Your goal >> Check every line of the entries for the string "title" and return the ones that contain it.

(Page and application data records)
______
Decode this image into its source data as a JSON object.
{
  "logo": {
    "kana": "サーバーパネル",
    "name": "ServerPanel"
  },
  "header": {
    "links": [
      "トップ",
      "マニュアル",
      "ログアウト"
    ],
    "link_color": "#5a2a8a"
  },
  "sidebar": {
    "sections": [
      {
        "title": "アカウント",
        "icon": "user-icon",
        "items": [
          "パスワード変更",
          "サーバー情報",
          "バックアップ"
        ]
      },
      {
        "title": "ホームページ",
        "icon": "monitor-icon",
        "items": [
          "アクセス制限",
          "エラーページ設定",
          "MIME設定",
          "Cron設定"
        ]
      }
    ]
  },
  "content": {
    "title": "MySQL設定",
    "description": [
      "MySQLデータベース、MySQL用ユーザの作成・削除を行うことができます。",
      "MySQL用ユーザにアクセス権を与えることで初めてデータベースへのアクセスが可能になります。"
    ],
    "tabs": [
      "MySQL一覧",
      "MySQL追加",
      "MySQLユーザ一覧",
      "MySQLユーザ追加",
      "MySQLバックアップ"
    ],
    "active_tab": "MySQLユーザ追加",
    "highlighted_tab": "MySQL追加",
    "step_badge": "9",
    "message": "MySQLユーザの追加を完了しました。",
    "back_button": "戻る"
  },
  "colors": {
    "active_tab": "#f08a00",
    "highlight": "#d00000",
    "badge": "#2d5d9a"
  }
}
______
Written answer >>
        "title": "アカウント",
        "title": "ホームページ",
    "title": "MySQL設定",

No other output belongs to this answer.